A stark divide in the response to the film suggests a deep disconnect between media elites and the rest of the country.
Suburbs are more racially and economically diverse than ever, making them key battlegrounds for the election.
Asking Australians about their favourite art and artists reveals divides between those who like traditional versus contemporary forms. But Indigenous art transcends such categories.
In 1940, when it came to evacuating children to safety in the US and Canada, class divisions still seemed to count.
Even as skin-whitening products rebrand, they are still selling racism under the guise of wellness and youth.
Americans with lower incomes today are less happy than they were 40 years ago. Could the growing class divide be to blame?
What kind of job you have has never been more important for your life chances.
Who can and can't move and why is crucial to understanding the virus.

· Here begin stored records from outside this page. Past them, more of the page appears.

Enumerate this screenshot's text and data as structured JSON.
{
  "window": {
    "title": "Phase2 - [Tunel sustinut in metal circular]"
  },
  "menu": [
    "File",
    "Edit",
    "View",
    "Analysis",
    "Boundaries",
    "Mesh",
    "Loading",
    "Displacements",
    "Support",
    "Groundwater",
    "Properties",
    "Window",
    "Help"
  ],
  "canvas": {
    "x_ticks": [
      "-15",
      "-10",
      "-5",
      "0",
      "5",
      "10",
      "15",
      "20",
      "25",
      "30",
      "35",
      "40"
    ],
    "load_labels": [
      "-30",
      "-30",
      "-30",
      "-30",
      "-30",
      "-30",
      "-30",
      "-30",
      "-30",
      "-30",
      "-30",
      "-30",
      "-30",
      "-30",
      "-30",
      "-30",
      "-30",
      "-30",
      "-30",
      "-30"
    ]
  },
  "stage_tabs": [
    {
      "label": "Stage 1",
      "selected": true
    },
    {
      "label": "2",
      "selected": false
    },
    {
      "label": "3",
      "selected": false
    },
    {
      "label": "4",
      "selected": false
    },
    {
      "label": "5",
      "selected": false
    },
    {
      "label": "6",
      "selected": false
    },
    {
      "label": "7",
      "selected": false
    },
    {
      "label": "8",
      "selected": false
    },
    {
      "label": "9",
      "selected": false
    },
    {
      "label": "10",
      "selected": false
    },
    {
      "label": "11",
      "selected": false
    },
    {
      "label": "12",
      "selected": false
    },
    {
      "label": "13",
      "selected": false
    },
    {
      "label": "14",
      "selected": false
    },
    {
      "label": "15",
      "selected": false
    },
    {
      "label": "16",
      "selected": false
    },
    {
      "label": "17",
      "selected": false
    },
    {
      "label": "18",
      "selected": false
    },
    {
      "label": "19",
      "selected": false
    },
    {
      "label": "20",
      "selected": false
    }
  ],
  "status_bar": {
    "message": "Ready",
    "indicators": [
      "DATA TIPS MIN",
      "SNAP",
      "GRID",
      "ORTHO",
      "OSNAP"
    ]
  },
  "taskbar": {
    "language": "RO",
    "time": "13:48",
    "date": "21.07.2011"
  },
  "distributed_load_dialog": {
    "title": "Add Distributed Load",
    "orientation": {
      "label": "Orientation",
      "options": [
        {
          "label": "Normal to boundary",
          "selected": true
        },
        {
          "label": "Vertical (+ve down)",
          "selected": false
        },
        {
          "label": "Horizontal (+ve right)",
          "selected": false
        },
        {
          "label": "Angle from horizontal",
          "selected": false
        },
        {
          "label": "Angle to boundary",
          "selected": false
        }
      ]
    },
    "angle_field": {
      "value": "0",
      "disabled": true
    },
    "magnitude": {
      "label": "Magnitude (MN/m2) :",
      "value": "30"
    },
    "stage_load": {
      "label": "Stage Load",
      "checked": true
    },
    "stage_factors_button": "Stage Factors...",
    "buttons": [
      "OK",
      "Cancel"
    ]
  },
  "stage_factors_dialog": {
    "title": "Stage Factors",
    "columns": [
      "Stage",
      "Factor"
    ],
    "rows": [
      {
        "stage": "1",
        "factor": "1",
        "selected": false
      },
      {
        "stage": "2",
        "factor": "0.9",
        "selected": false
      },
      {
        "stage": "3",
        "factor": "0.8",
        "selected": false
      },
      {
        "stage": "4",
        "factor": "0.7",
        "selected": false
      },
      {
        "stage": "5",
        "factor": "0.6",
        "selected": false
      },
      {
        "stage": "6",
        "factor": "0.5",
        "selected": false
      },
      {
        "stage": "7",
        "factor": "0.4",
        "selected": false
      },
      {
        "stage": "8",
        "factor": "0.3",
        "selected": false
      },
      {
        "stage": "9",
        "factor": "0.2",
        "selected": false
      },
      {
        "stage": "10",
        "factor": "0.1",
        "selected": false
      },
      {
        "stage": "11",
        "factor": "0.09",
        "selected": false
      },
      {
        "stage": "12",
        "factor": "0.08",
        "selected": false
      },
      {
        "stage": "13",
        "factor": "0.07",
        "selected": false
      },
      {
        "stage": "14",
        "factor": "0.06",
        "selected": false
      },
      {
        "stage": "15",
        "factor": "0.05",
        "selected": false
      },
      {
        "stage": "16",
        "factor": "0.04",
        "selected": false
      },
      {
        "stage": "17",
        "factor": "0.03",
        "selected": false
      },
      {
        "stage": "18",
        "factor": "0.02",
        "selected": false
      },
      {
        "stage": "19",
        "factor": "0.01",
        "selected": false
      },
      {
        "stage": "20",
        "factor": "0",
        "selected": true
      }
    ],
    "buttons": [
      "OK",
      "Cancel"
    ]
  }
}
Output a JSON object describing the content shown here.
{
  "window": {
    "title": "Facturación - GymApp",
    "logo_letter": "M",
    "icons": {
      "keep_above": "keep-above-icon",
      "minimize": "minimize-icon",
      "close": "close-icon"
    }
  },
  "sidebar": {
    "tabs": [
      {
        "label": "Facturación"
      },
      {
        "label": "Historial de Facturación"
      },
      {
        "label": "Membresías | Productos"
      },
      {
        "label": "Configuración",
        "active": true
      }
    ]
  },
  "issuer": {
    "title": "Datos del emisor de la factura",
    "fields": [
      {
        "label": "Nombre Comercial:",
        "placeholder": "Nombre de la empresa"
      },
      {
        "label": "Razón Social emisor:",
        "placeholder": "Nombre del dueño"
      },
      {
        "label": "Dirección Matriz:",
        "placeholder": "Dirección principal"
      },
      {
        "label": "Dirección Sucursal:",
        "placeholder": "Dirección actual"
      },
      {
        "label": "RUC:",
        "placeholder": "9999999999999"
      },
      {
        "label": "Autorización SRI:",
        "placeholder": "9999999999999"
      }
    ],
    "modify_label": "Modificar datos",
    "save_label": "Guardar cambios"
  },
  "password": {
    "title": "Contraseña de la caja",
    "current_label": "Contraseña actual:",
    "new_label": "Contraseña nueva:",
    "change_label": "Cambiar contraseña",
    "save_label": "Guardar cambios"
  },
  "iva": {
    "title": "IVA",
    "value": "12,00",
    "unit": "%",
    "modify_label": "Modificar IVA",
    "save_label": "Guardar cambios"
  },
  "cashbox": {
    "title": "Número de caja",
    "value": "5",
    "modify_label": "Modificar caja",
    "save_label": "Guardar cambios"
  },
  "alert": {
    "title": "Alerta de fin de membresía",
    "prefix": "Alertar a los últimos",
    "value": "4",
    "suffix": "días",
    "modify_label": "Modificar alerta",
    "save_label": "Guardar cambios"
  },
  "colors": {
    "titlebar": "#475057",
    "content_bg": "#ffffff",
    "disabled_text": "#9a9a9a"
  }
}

Despite what you might see on the news, many of Iran's young people are far from rebellious. Instead, they have dealt with dwindling job prospects by conforming to a strict code of morality.
Publishers funnel massive amounts of resources into promoting titles that they think will become bestsellers. But they've become spellbound by 'stories of struggle' that can succumb to stereotypes.
A new history book shows how entanglements of race, gender, class and sexuality in South Africa flow from the moral contradictions of the settler colonial state.
Which candies count as candy in the eyes of the tax law? The answer often depends on one ingredient.
In Asian countries, many people wield umbrellas to protect them from the sun. American women used to as well – but then stopped.
A key tenet of Samoan culture emphasizes community, deference to authority and confronting fears – a mindset that makes an ideal football player. But it can extract a physical toll.
From Orwell to Trump, the wealthy have a long tradition of stereotyping working-class communities as "dirty" – that has to stop.
In a victory for meritocracy, sandwich placements overwhelmingly go to the brightest students, irrespective of their background.
A century ago, a three-minute call from New York City to San Francisco on a landline cost $500. Today, you can make the same call on a cellphone for a few cents.
Numbers alone don't relay the importance of people seeing their own experiences and lives mirrored in popular culture.
Policies to tackle social mobility have been largely misdirected. While rates of upward social mobility have fallen, downward mobility has risen.
A populist movement that threatened to topple a French government more than 60 years ago has important lessons for today’s protests and why they represent a reckoning.